3: if (pReg->Flag && pReg->Type == TYPE_1)
5: void* address = pReg->Base + pReg->Offset;
Line 1 defines a pointer to the physical hardware register as type HwReg. We can now use this pointer to easily access the register fields. If this isn’t clear, you can read more about bitfields HERE.
The compiler doesn’t know how to optimize bitfield accesses (especially because the pointers to memory-mapped hardware registers are almost always declared ‘volatile’). This means that every access to a member of the bitfield will require a read of the physical hardware register. This can be orders of magnitude slower than accessing main memory. In the code example above, the hardware register will be read 4 times; once for each field access.
The way to remedy this is to cache a copy of the register value and then operate on that. Consider the following code:
1: unsigned int* pFullReg = (unsigned int*)0×80001005;
2: unsigned int temp = *pFullReg;
3: struct HwReg* pReg = (struct HwReg*)&temp;
5: if (pReg->Flag && pReg->Type == TYPE_1)
7: void* address = pReg->Base + pReg->Offset;
Line 1 defines a pointer to the physical hardware register. Line 2 performs the actual read into a local variable (the slowest part). This local copy is now in main memory and the CPU cache. Line 3 casts the cached value to the bitfield for easy access. Finally, all accesses to the register fields is on the cached value, which can be read very fast from L1 cache.

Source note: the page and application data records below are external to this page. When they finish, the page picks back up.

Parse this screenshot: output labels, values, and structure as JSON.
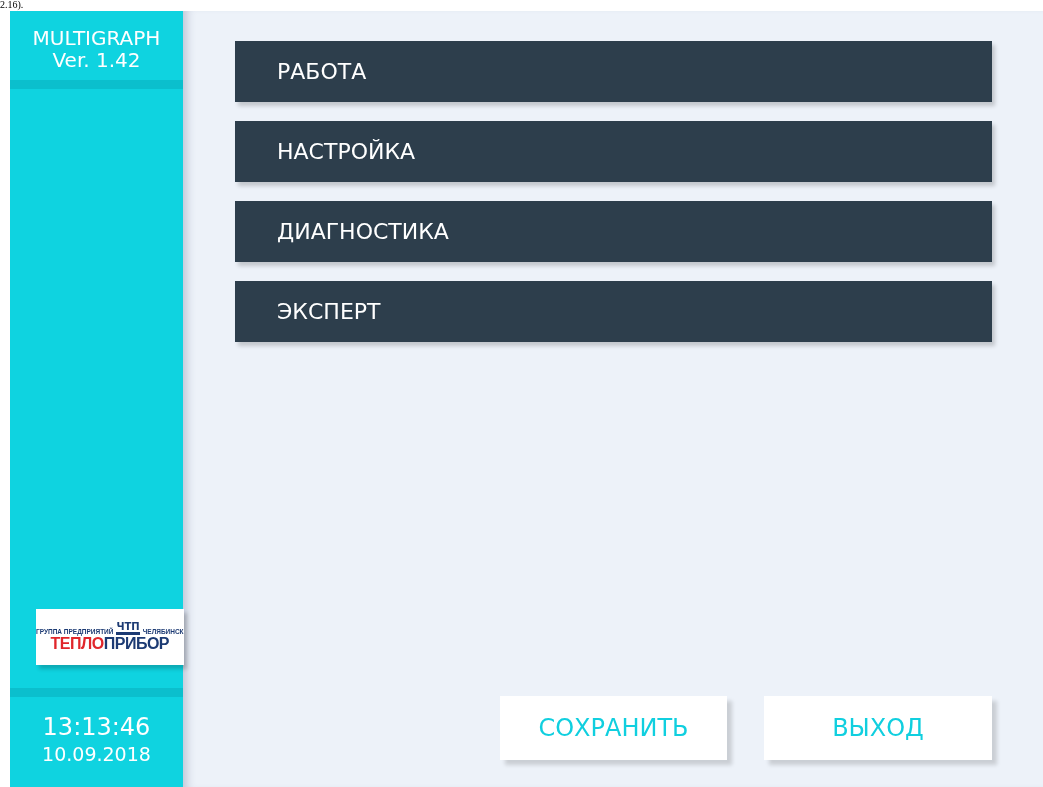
{
  "caption_fragment": "2.16).",
  "sidebar": {
    "product": "MULTIGRAPH",
    "version": "Ver. 1.42",
    "logo": {
      "group": "ГРУППА ПРЕДПРИЯТИЙ",
      "emblem": "ЧТП",
      "city": "ЧЕЛЯБИНСК",
      "brand_first": "ТЕПЛО",
      "brand_second": "ПРИБОР"
    },
    "time": "13:13:46",
    "date": "10.09.2018"
  },
  "menu": [
    {
      "label": "РАБОТА"
    },
    {
      "label": "НАСТРОЙКА"
    },
    {
      "label": "ДИАГНОСТИКА"
    },
    {
      "label": "ЭКСПЕРТ"
    }
  ],
  "buttons": [
    {
      "label": "СОХРАНИТЬ"
    },
    {
      "label": "ВЫХОД"
    }
  ]
}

Another advantage to this approach is when the hardware requires locking before the register can be accessed. By caching the value, you can keep all the locking code localized to a single area of the function. Without caching, you would hold the lock for a longer period of time (possibly forcing other operations to block) and have to make sure to release the lock on every return path (more difficult with exceptions).
NOTE: Remember you are only working with a copy of the register value. If you update a value in the bitfield, you must still copy the updated value back to the register.
As stated above, each access to a field value generates its own read/write operation. Even if the CPU architecture guarantees that an individual operation is atomic, updating multiple fields are not. Thus, in a multi-threaded application you must lock the entire block of code that operates on the bitfield. I again suggest caching the value, as you only need to lock the actual read/write of the entire register.
Bitfields are a nice language construct that can help make it easier to write clean code (as opposed to using macros and bitmasks). Unfortunately, it’s all too easy to shoot-yourself-in-the-foot with bitfields if you don’t understand the pitfalls. As always, use caution when writing performance-critical code and make sure you understand how to use the available code constructs.